Bureau may refer to:
- Public administration offices of various kinds
- Government agencies of various kinds
- News bureau, an office for gathering or distributing news, generally for a given geographical location
- Desk, a piece of furniture, typically a table used for office work
- Chest of drawers, a piece of furniture that has multiple, stacked, parallel drawers
- Bureau (European Parliament), the administrative organ of the Parliament of the European Union
- The Bureau, English New Wave soul music group
- Bureau County, Illinois
- Le Bureau, a French television series
- Federal Bureau of Investigation, the leading internal law enforcement agency in the United States
- Service bureau, a company which provides business services for a fee
- Citizens Advice Bureau, a network of independent UK charities that give free, confidential help to people for money, legal, consumer and other problems
- Louis Édouard Bureau (1830–1918), French physician and botanist
- Jacques Bureau (1860–1933), Canadian politician
- André Bureau (born 1935), Canadian lawyer and communications executive
- Marc Bureau (politician) (born 1955), Canadian politician; mayor of Gatineau
- Stéphan Bureau (born 1964), Canadian television journalist
- Marc Bureau (ice hockey) (born 1966), Canadian ice hockey player
Other articles related to "bureau":
... A Citizens Advice Bureau (CAB) is one of a network of independent charities throughout the UK that give free, confidential information and advice to help people with ... There are also Citizens Advice Bureau organisations in Australia, New Zealand, Israel, and The Bronx, New York, USA ... local CAB, the abbreviation CAB is sometimes pluralised as CABx because bureau is a French word with the plural bureaux, although CABs is also used ...
... The Bureau of Aeronautics was established in the Navy Department on 1 September 1921, and on 21 October, Commander Ellyson became Head of the Plans Division of that Bureau ... He returned to the Bureau of Aeronautics in May 1925 ...

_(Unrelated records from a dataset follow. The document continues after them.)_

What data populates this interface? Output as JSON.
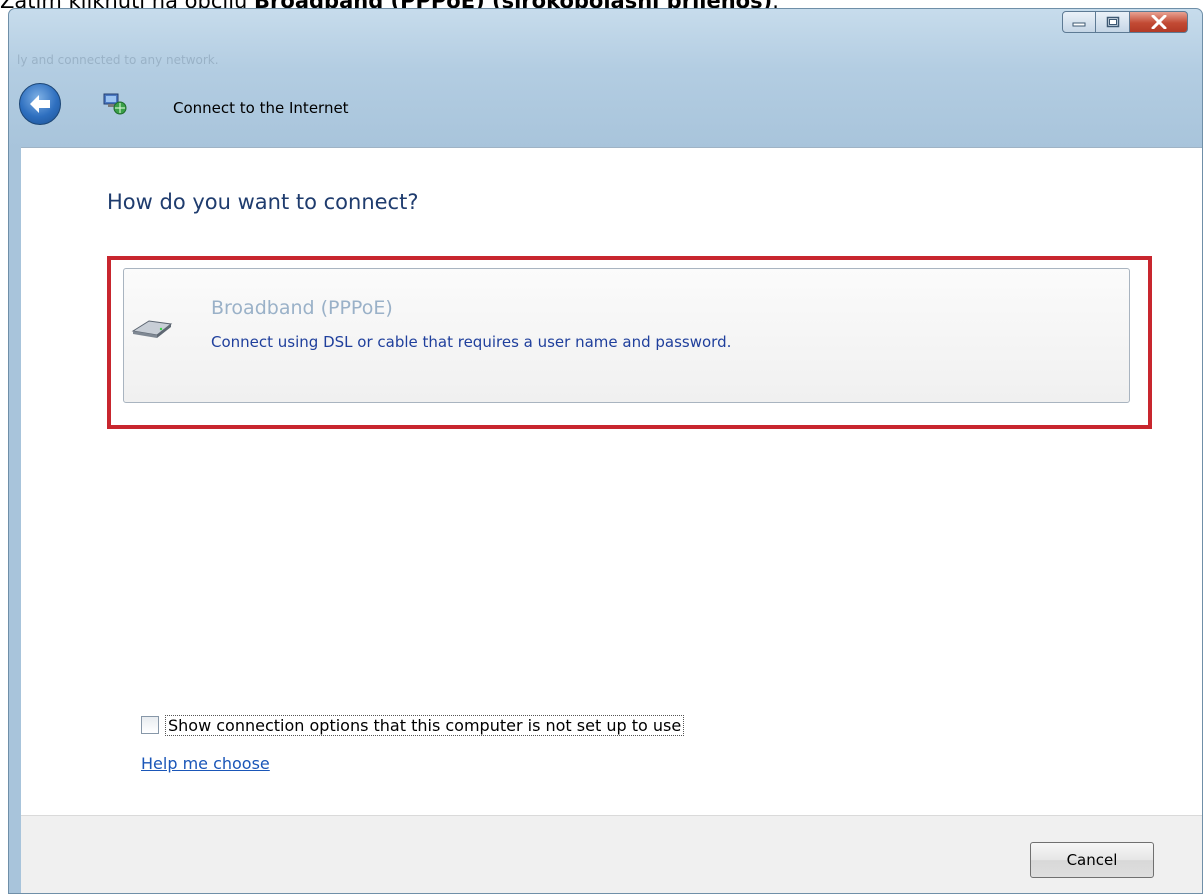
{
  "page_caption": {
    "prefix": "Zatim kliknuti na opciju ",
    "bold": "Broadband (PPPoE) (širokopojasni prijenos)",
    "suffix": "."
  },
  "window": {
    "background_title_ghost": "ly and connected to any network.",
    "title": "Connect to the Internet"
  },
  "main": {
    "heading": "How do you want to connect?",
    "option": {
      "title": "Broadband (PPPoE)",
      "description": "Connect using DSL or cable that requires a user name and password."
    },
    "show_options_checkbox": {
      "label": "Show connection options that this computer is not set up to use",
      "checked": false
    },
    "help_link": "Help me choose"
  },
  "footer": {
    "cancel_label": "Cancel"
  },
  "colors": {
    "highlight_border": "#c8262e",
    "heading": "#1f3c6e",
    "option_title": "#9ab1c8",
    "option_desc": "#1f3f9c",
    "link": "#1a56b8"
  },
  "icons": {
    "back": "back-arrow-icon",
    "wizard": "network-wizard-icon",
    "option": "broadband-modem-icon",
    "minimize": "minimize-icon",
    "maximize": "maximize-icon",
    "close": "close-icon"
  }
}
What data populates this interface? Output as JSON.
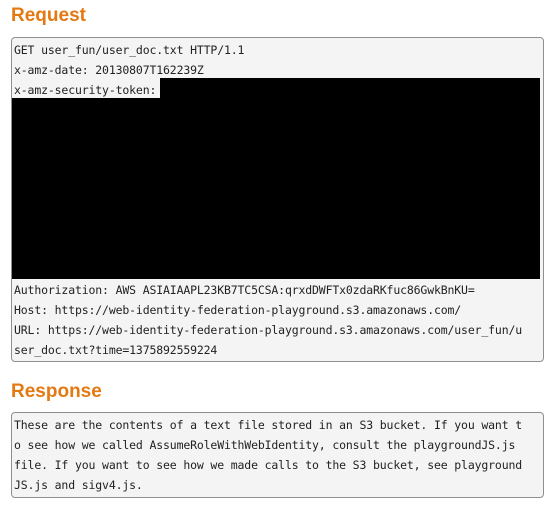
{
  "request": {
    "title": "Request",
    "lines": [
      "GET user_fun/user_doc.txt HTTP/1.1",
      "x-amz-date: 20130807T162239Z",
      "x-amz-security-token:",
      "Authorization: AWS ASIAIAAPL23KB7TC5CSA:qrxdDWFTx0zdaRKfuc86GwkBnKU=",
      "Host: https://web-identity-federation-playground.s3.amazonaws.com/",
      "URL: https://web-identity-federation-playground.s3.amazonaws.com/user_fun/u",
      "ser_doc.txt?time=1375892559224"
    ],
    "redacted": "security token value (redacted black block)"
  },
  "response": {
    "title": "Response",
    "lines": [
      "These are the contents of a text file stored in an S3 bucket. If you want t",
      "o see how we called AssumeRoleWithWebIdentity, consult the playgroundJS.js",
      "file. If you want to see how we made calls to the S3 bucket, see playground",
      "JS.js and sigv4.js."
    ]
  }
}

... The Bureau of Aeronautics (BuAer) was the U.S ... The bureau had "cognizance" (i.e ... weapons, however, were under the cognizance of the Navy's Bureau of Ordnance (BuOrd) ...
... implementing environmental policies, the latter having been determined by the relevant policy bureau, most recently the then Environment, Transport and Works Bureau ... environmental policy-making function carried out by the then Bureau was subsumed within the EPD and the head of the Environment Branch of the policy bureau took up the dual role of Permanent ... of government bureaux on 1 July 2007, a new Environment Bureau was formed overseeing the formulation and implementation of environmental policies ...
... The Bureau of Operations is the Chicago Fire Department's largest Bureau, with a personnel strength of more than 4,500 uniformed firefighters and paramedics, many of whom are “cross-trained” in the ... The Bureau receives more than 500,000 calls annually for emergency assistance, and responds to fires, medical emergencies, hazardous material incidents other emergency situations ... The Bureau of Operations consists of four sub-divisions Fire Suppression Rescue, Emergency Medical Services (EMS), Special Operations the Office of Fire Investigation (OFI) ...
Famous quotes containing the word bureau:
“Only one marriage I regret. I remember after I got that marriage license I went across from the license bureau to a bar for a drink. The bartender said, What will you have, sir? And I said, A glass of hemlock.”
—Ernest Hemingway (18991961)
“If this bureau had a prayer for use around horse parks, it would go something like this: Lead us not among bleeding-hearts to whom horses are cute or sweet or adorable, and deliver us from horse-lovers. Amen.... With that established, lets talk about the death of Seabiscuit the other night. It isnt mawkish to say, there was a racehorse, a horse that gave race fans as much pleasure as any that ever lived and one that will be remembered as long and as warmly.”
—Walter Wellesley (Red)
“We passed the Childrens Bureau bill calculated to prevent children from being employed too early in factories.”
—William Howard Taft (18571930)